And the brooks of morning run.
In your hearts are the birds and the sunshine,
In your thoughts the brooklet's flow, But in mine is the wind of Autumn
And the first fall of the snow."
Ah! what would the world be to us
If the children were no more?
Worse than the dark before.
What the leaves are to the forest,
With light and air for food, Ere their sweet and tender juices
Have been hardened into wood,
That to the world are children;
Through them it feels the glow Of a brighter and sunnier climate
Than reaches the trunks below.
Come to me, O ye children!
And whisper in my ear
In your sunny atmosphere.

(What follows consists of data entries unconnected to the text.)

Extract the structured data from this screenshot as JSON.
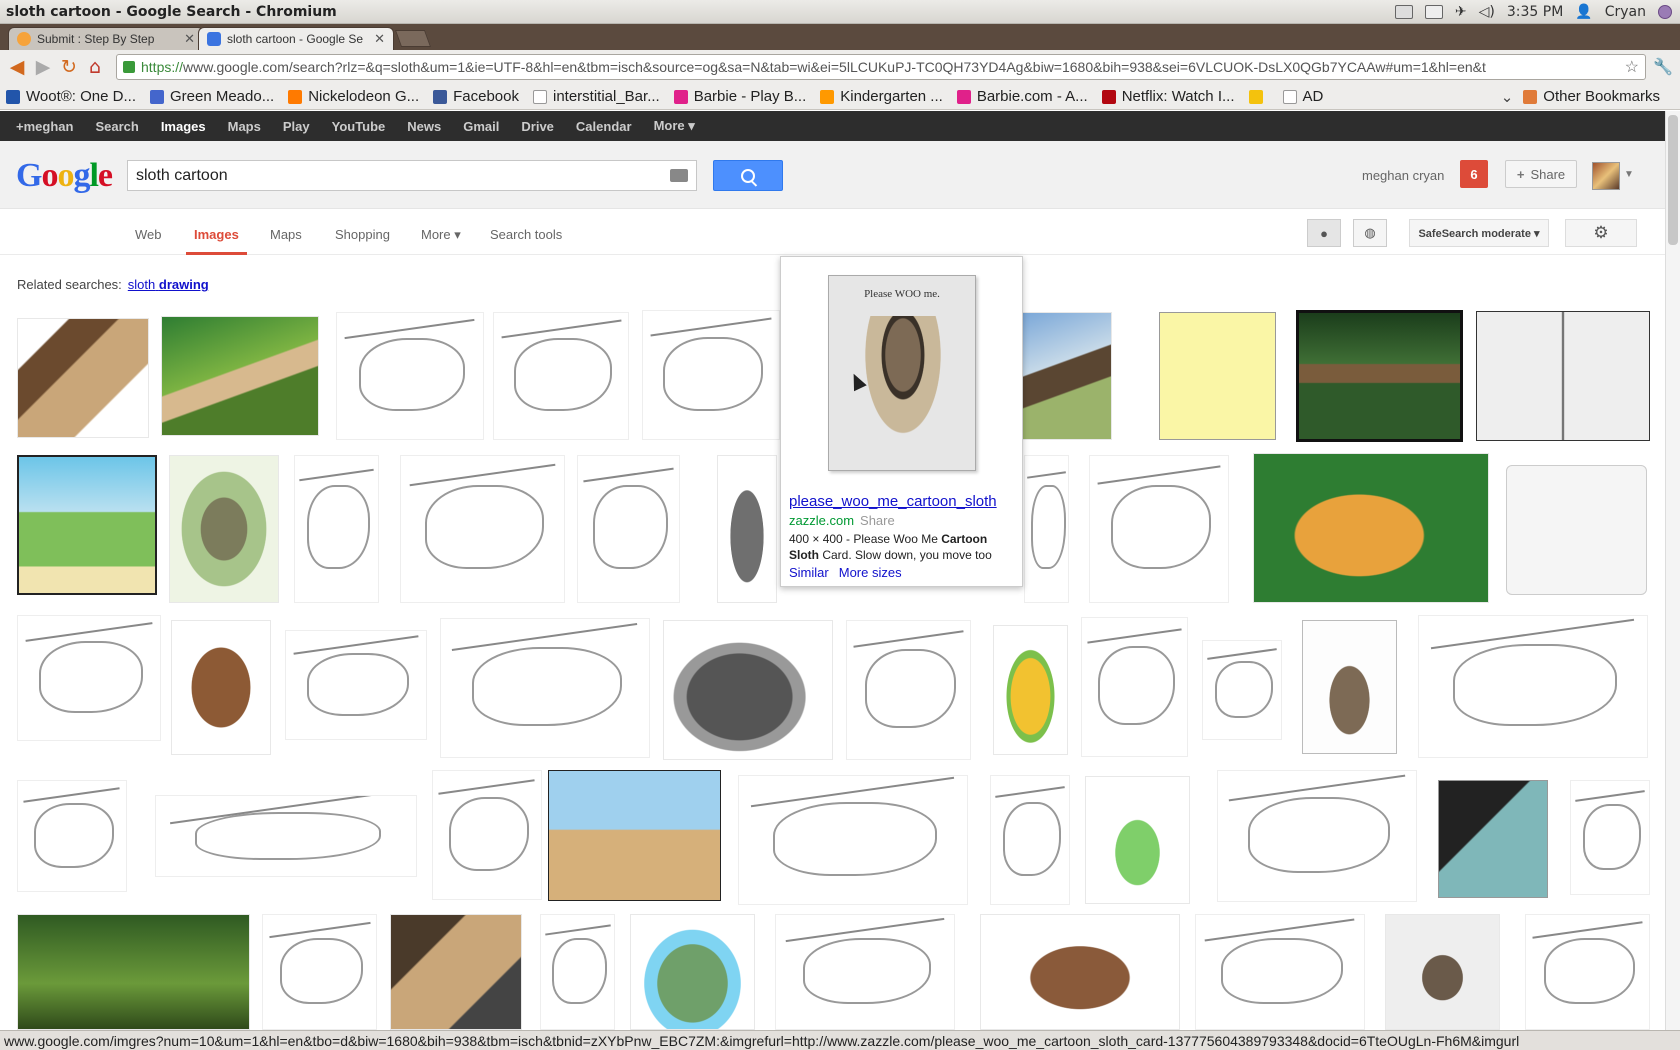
{
  "window": {
    "title": "sloth cartoon - Google Search - Chromium",
    "clock": "3:35 PM",
    "username": "Cryan"
  },
  "tabs": [
    {
      "label": "Submit : Step By Step",
      "icon": "stepbystep-favicon-icon",
      "active": false
    },
    {
      "label": "sloth cartoon - Google Se",
      "icon": "google-favicon-icon",
      "active": true
    }
  ],
  "omnibox": {
    "scheme": "https://",
    "url_rest": "www.google.com/search?rlz=&q=sloth&um=1&ie=UTF-8&hl=en&tbm=isch&source=og&sa=N&tab=wi&ei=5lLCUKuPJ-TC0QH73YD4Ag&biw=1680&bih=938&sei=6VLCUOK-DsLX0QGb7YCAAw#um=1&hl=en&t"
  },
  "bookmarks": [
    {
      "label": "Woot®: One D...",
      "color": "#2255aa"
    },
    {
      "label": "Green Meado...",
      "color": "#4466cc"
    },
    {
      "label": "Nickelodeon G...",
      "color": "#ff7a00"
    },
    {
      "label": "Facebook",
      "color": "#3b5998"
    },
    {
      "label": "interstitial_Bar...",
      "color": "#cccccc"
    },
    {
      "label": "Barbie - Play B...",
      "color": "#e0218a"
    },
    {
      "label": "Kindergarten ...",
      "color": "#ff9900"
    },
    {
      "label": "Barbie.com - A...",
      "color": "#e0218a"
    },
    {
      "label": "Netflix: Watch I...",
      "color": "#b20710"
    },
    {
      "label": "",
      "color": "#f4c20d"
    },
    {
      "label": "AD",
      "color": "#cccccc"
    }
  ],
  "other_bookmarks": "Other Bookmarks",
  "gbar": [
    "+meghan",
    "Search",
    "Images",
    "Maps",
    "Play",
    "YouTube",
    "News",
    "Gmail",
    "Drive",
    "Calendar",
    "More ▾"
  ],
  "search": {
    "query": "sloth cartoon"
  },
  "user": {
    "name": "meghan cryan",
    "notifications": "6",
    "share_label": "Share"
  },
  "nav_tabs": [
    "Web",
    "Images",
    "Maps",
    "Shopping",
    "More ▾",
    "Search tools"
  ],
  "safesearch": "SafeSearch moderate ▾",
  "related": {
    "label": "Related searches:",
    "prefix": "sloth",
    "term": "drawing"
  },
  "preview": {
    "image_caption": "Please WOO me.",
    "title": "please_woo_me_cartoon_sloth",
    "domain": "zazzle.com",
    "share": "Share",
    "desc_pre": "400 × 400 - Please Woo Me ",
    "desc_bold1": "Cartoon",
    "desc_bold2": "Sloth",
    "desc_post": " Card. Slow down, you move too",
    "similar": "Similar",
    "more_sizes": "More sizes"
  },
  "statusbar": "www.google.com/imgres?num=10&um=1&hl=en&tbo=d&biw=1680&bih=938&tbm=isch&tbnid=zXYbPnw_EBC7ZM:&imgrefurl=http://www.zazzle.com/please_woo_me_cartoon_sloth_card-137775604389793348&docid=6TteOUgLn-Fh6M&imgurl"
}
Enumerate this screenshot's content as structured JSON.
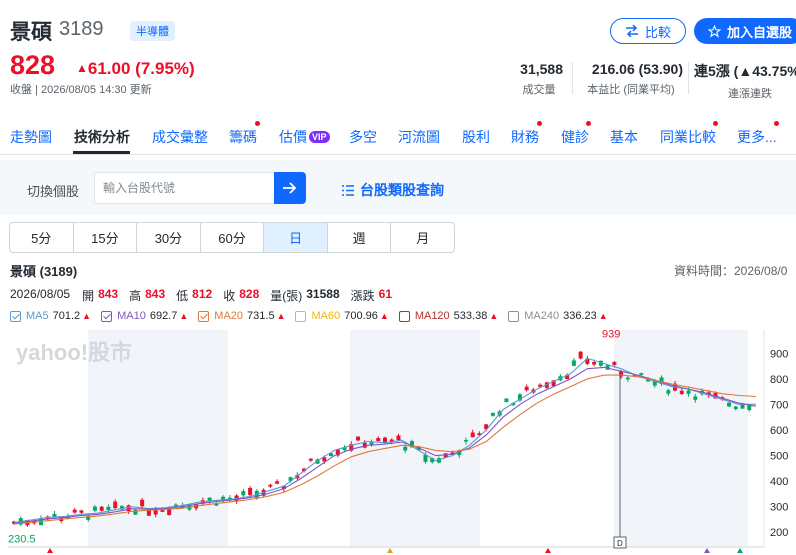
{
  "header": {
    "name": "景碩",
    "code": "3189",
    "industry": "半導體",
    "compare_label": "比較",
    "watchlist_label": "加入自選股",
    "price": "828",
    "change": "61.00 (7.95%)",
    "status_line": "收盤 | 2026/08/05 14:30 更新",
    "stats": [
      {
        "value": "31,588",
        "label": "成交量"
      },
      {
        "value": "216.06 (53.90)",
        "label": "本益比 (同業平均)"
      },
      {
        "value": "連5漲 (▲43.75%",
        "label": "連漲連跌"
      }
    ]
  },
  "nav": {
    "tabs": [
      "走勢圖",
      "技術分析",
      "成交彙整",
      "籌碼",
      "估價",
      "多空",
      "河流圖",
      "股利",
      "財務",
      "健診",
      "基本",
      "同業比較",
      "更多..."
    ],
    "vip_badge": "VIP"
  },
  "search": {
    "switch_label": "切換個股",
    "placeholder": "輸入台股代號",
    "category_link": "台股類股查詢"
  },
  "periods": [
    "5分",
    "15分",
    "30分",
    "60分",
    "日",
    "週",
    "月"
  ],
  "chart_header": {
    "title": "景碩 (3189)",
    "data_time": "資料時間：2026/08/0"
  },
  "ohlc": {
    "date": "2026/08/05",
    "open_label": "開",
    "open": "843",
    "high_label": "高",
    "high": "843",
    "low_label": "低",
    "low": "812",
    "close_label": "收",
    "close": "828",
    "volume_label": "量(張)",
    "volume": "31588",
    "change_label": "漲跌",
    "change": "61"
  },
  "ma": [
    {
      "name": "MA5",
      "value": "701.2",
      "color": "#5b9bd5",
      "checked": true
    },
    {
      "name": "MA10",
      "value": "692.7",
      "color": "#7e57c2",
      "checked": true
    },
    {
      "name": "MA20",
      "value": "731.5",
      "color": "#e0783a",
      "checked": true
    },
    {
      "name": "MA60",
      "value": "700.96",
      "color": "#f5b800",
      "checked": false
    },
    {
      "name": "MA120",
      "value": "533.38",
      "color": "#b5302c",
      "checked": false
    },
    {
      "name": "MA240",
      "value": "336.23",
      "color": "#8a8f94",
      "checked": false
    }
  ],
  "colors": {
    "up": "#eb0f29",
    "down": "#00ab5e",
    "accent": "#0f69ff"
  },
  "chart_data": {
    "type": "line",
    "title": "",
    "y_ticks": [
      200,
      300,
      400,
      500,
      600,
      700,
      800,
      900
    ],
    "ylim": [
      150,
      960
    ],
    "high_label": "939",
    "low_label": "230.5",
    "marker_label": "D",
    "watermark": "yahoo!股市",
    "series": [
      {
        "name": "MA5",
        "values": [
          238,
          248,
          258,
          262,
          270,
          275,
          288,
          300,
          292,
          296,
          305,
          318,
          325,
          330,
          340,
          360,
          380,
          430,
          480,
          520,
          540,
          555,
          550,
          560,
          520,
          480,
          500,
          540,
          600,
          680,
          720,
          760,
          790,
          820,
          880,
          860,
          840,
          810,
          790,
          770,
          760,
          740,
          720,
          700,
          701
        ]
      },
      {
        "name": "MA10",
        "values": [
          235,
          243,
          252,
          258,
          265,
          270,
          280,
          292,
          290,
          293,
          300,
          312,
          320,
          327,
          335,
          350,
          370,
          410,
          455,
          500,
          525,
          540,
          545,
          553,
          530,
          500,
          505,
          530,
          580,
          650,
          700,
          740,
          770,
          800,
          840,
          845,
          830,
          815,
          795,
          775,
          760,
          745,
          725,
          705,
          693
        ]
      },
      {
        "name": "MA20",
        "values": [
          232,
          238,
          245,
          252,
          258,
          264,
          272,
          282,
          286,
          289,
          294,
          304,
          312,
          320,
          328,
          340,
          356,
          385,
          420,
          460,
          495,
          515,
          528,
          540,
          535,
          520,
          515,
          525,
          555,
          610,
          660,
          705,
          740,
          770,
          800,
          815,
          815,
          808,
          795,
          780,
          768,
          755,
          742,
          735,
          731
        ]
      }
    ]
  }
}
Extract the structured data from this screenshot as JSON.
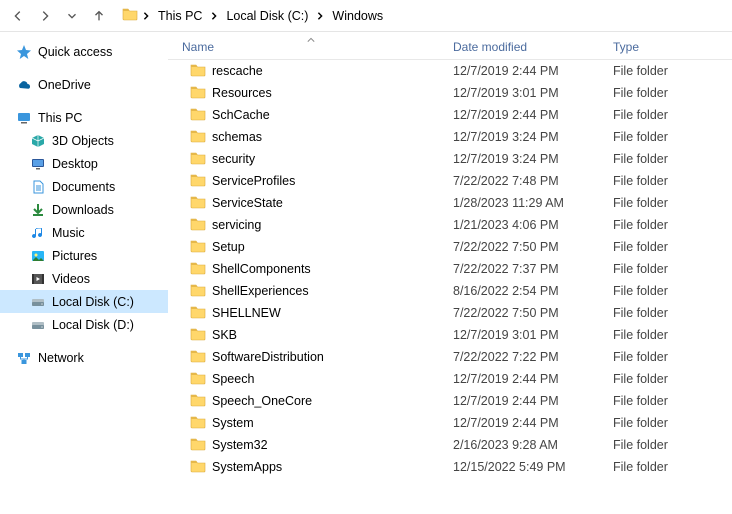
{
  "breadcrumb": {
    "items": [
      {
        "label": "This PC"
      },
      {
        "label": "Local Disk (C:)"
      },
      {
        "label": "Windows"
      }
    ]
  },
  "sidebar": {
    "quick_access": "Quick access",
    "onedrive": "OneDrive",
    "this_pc": "This PC",
    "children": [
      {
        "label": "3D Objects",
        "icon": "3d"
      },
      {
        "label": "Desktop",
        "icon": "desktop"
      },
      {
        "label": "Documents",
        "icon": "documents"
      },
      {
        "label": "Downloads",
        "icon": "downloads"
      },
      {
        "label": "Music",
        "icon": "music"
      },
      {
        "label": "Pictures",
        "icon": "pictures"
      },
      {
        "label": "Videos",
        "icon": "videos"
      },
      {
        "label": "Local Disk (C:)",
        "icon": "drive",
        "selected": true
      },
      {
        "label": "Local Disk (D:)",
        "icon": "drive"
      }
    ],
    "network": "Network"
  },
  "columns": {
    "name": "Name",
    "date": "Date modified",
    "type": "Type"
  },
  "rows": [
    {
      "name": "rescache",
      "date": "12/7/2019 2:44 PM",
      "type": "File folder"
    },
    {
      "name": "Resources",
      "date": "12/7/2019 3:01 PM",
      "type": "File folder"
    },
    {
      "name": "SchCache",
      "date": "12/7/2019 2:44 PM",
      "type": "File folder"
    },
    {
      "name": "schemas",
      "date": "12/7/2019 3:24 PM",
      "type": "File folder"
    },
    {
      "name": "security",
      "date": "12/7/2019 3:24 PM",
      "type": "File folder"
    },
    {
      "name": "ServiceProfiles",
      "date": "7/22/2022 7:48 PM",
      "type": "File folder"
    },
    {
      "name": "ServiceState",
      "date": "1/28/2023 11:29 AM",
      "type": "File folder"
    },
    {
      "name": "servicing",
      "date": "1/21/2023 4:06 PM",
      "type": "File folder"
    },
    {
      "name": "Setup",
      "date": "7/22/2022 7:50 PM",
      "type": "File folder"
    },
    {
      "name": "ShellComponents",
      "date": "7/22/2022 7:37 PM",
      "type": "File folder"
    },
    {
      "name": "ShellExperiences",
      "date": "8/16/2022 2:54 PM",
      "type": "File folder"
    },
    {
      "name": "SHELLNEW",
      "date": "7/22/2022 7:50 PM",
      "type": "File folder"
    },
    {
      "name": "SKB",
      "date": "12/7/2019 3:01 PM",
      "type": "File folder"
    },
    {
      "name": "SoftwareDistribution",
      "date": "7/22/2022 7:22 PM",
      "type": "File folder"
    },
    {
      "name": "Speech",
      "date": "12/7/2019 2:44 PM",
      "type": "File folder"
    },
    {
      "name": "Speech_OneCore",
      "date": "12/7/2019 2:44 PM",
      "type": "File folder"
    },
    {
      "name": "System",
      "date": "12/7/2019 2:44 PM",
      "type": "File folder"
    },
    {
      "name": "System32",
      "date": "2/16/2023 9:28 AM",
      "type": "File folder"
    },
    {
      "name": "SystemApps",
      "date": "12/15/2022 5:49 PM",
      "type": "File folder"
    }
  ]
}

For what are all our contrivings,
And the wisdom of our books, When compared with your caresses,
And the gladness of your looks ?
Ye are better than all the ballads
That ever were sung or said; For ye are living poems,
And all the rest are dead.
THE BRIDGE OF CLOUD.
Pleasant visions, as of old ! Though the house by winds be shaken,
Safe 'I keep this room of gold !
Ah! no longer wizard Fancy
Builds its castles in the air, Luring me by necromancy
Up the never-ending stair.
But, instead, it builds me bridges
Over many a dark ravine, Where beneath the gusty ridges
Cataracts dash and roar unseen.
And I cross them, little heeding
Blast of wind or torrent's roar, As I follow the receding
Footsteps that have gone before.
Naught avails the imploring gesture,
Naught' avails the cry of pain ! When I touch the flying vesture,
’T is the gray robe of the rain.
Baffled I return, and, leaning
O’er the parapets of cloud, Watch the mist that intervening
Wraps the valley in its shroud.
And the sounds of life ascending
Faintly, vaguely, meet the ear, Murmur of bells and voices blending
With the rush of waters near.
Well I know what there lies hidden,
Every tower and town and farm,
Reassumes its vanished charm.
Well I know the secret places,
And the nests in hedge and tree;
In what hearts a thought of me.
Through the mist and darkness sinking,
Blown by wind and beaten by shower,
Down I toss this Alpine flower.
upon the headland-height, and listened To the incessant sobbing of the sea
In caverns under me, And watched the waves, that tossed and fled and glistened, Until the rolling meadows of amethyst
Melted away in mist.
Then suddenly, as one from sleep, I started;
Seemed peopled with the shapes
On faces seen in dreams.
A moment only, and the light and glory
Stood lonely as before ;
Their petals of pale red.
There was an old belief that in the embers
And cunning alchemists
Without the lost perfume.
Ah me! what wonder-working, occult science
The rose of youth restore ?
Renew this phantom-flower ?
“O, give me back,” I cried, “the vanished splendors,
When the swift stream of life
Into the unknown deep!”
And the sea answered, with a lamentation,
“ Alas! thy youth is dead !
It lies forever cold !”
Then said I, “From its consecrated cerements
Only to give me pain;
And turns to weep no more.”
Into what land of harvests, what plantations
Of sunsets burning low;
Beneath what midnight skies, whose constellations
This world and the unseen!
Amid what friendly greetings and caresses,
What bowers of rest divine;
The bearing of what cross
I do not know; nor will I vainly question
The story still untold,
Until - The End ” I read.
FROM THE SPANISH.
AUGH of the mountain !- lyre of bird and tree !
The soul of April, unto whom are born